i just want to say how much of a good idea i think the new 'info bubbles' ,as i call them, are. As most the time, when i read an article, i always come across something in the article, related or not, that peaks my interest. so say im reading about Shia Labeouf, and i come across the word 'plagiarism', and i'm like ooh, what does plagiarism mean?, so i'll right click the hyperlink and open it in a new tab so i can read about that after i've finished reading what i started out with, and more often than not, i'll end up with five or more new tabs open because i'll find other words or topics i want to know more about whilst reading the article. But now there are these cool info bubbles that come up when you hover the mouse over a hyperlinked word, that give you a small description or piece of info from the page that particular hyperlink leads too, which is so much handier, especially if you were just wanting a short description of a topic or word you knew nothing about, or were more curious about. so kudos to whoever came up with that. as a side note, a while back on a page, i made a suggestion for certain pages, like ones with scientific or mathematical equations or wording, to have what i call a 'layman's section' for those of us who don't understand what we are looking at, but want to. some of those pages, for instance a page on say, quantum mechanics, might be written in a way that is too complicated to understand, and is written under the assumption that whoever is reading it, will automatically know what is being written about, especially when it comes to pages with scientific equations written on them, for instance the page on 'proton' has equations on, with no explanation of what the letters mean in the equations. so say a kid was curious about protons, or had an assignment at school, to be able to understand what the heck they are looking at, they would have to go and learn all that stuff so as to be able to read and understand the equations, this is an example of a page that could benefit from a layman's section.
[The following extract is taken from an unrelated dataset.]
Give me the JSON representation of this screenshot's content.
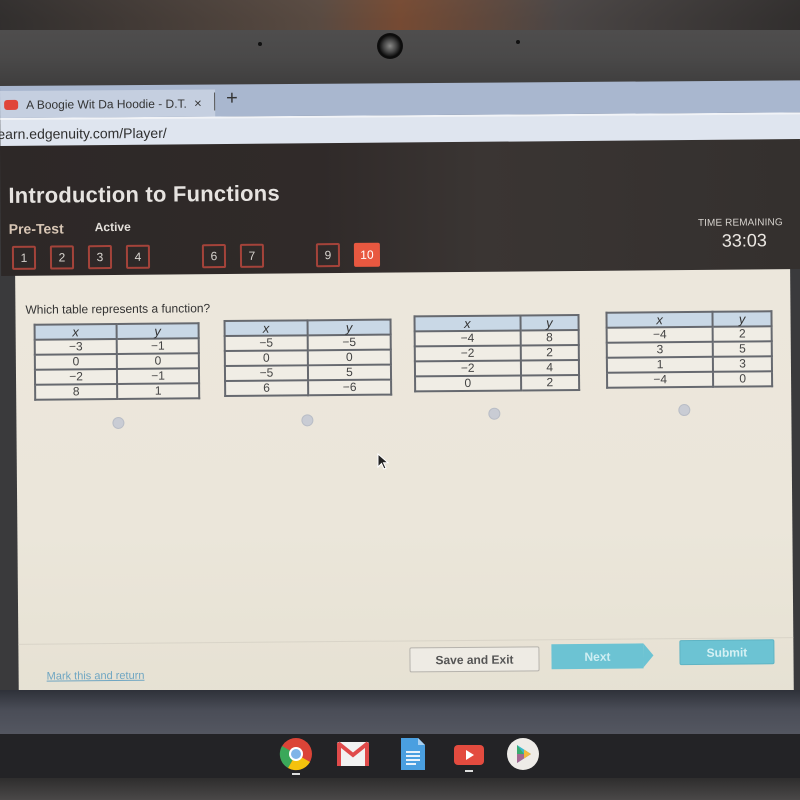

Anyway, im getting off the point, my point is, that since i posted about adding this new section to the more complicated pages, i've noticed people have actually started adding the odd explanation to things starting with ...in layman's terms, this means... and i think its so helpful, so to all the people out there doing that, kudos to you guys too for helping simplify those otherwise complicated reads, for those of us not in the know on certain subjects. Wikipedia is the in my opinion, the best source of information on the internet. i know it gets a lot of stick for being error prone, or has fun made of it for being written by anybody, meaning what your reading could be wrong. but of course that is just daft. because most of what is written is correct, and the great thing is, that unlike a book encyclopedia where if there is an error, you have to wait for a new print for a correction, if one happens at all, with wikipedia, it can be changed instantaneously almost, to be correct. in a way, wikipedia is like the best metaphor for the argument about science over religion, and idea's over faith, where idea' can be changed , but faith is harder to change. wikipedia is an idea that just keeps changing as it gets more informed, and its a great one. in fact wikipedia is kind of like a collection of all human thought ever on the planet, every idea, every story, every factoid, just everything a human has thought, written, or done, can be found in wikipedia, and if its not here, it can be added with the press of a few buttons. if you ever wanted an Artificial Intelligence to have a collection of all human knowledge, it should have a live link to wikipedia, that way it would probably be the most comprehensive know it all robot ever made....which would be prett sweet. thanks wikipedia for changing the world, and making it easier to find things out, and bringing all the worlds knowledge into one place for people to find. youve done a heck of task, and wikipedia should be conidered one of the wonders of the world. — Preceding unsigned comment added by D0S81 (talk • contribs) 02:02, 3 June 2018 (UTC)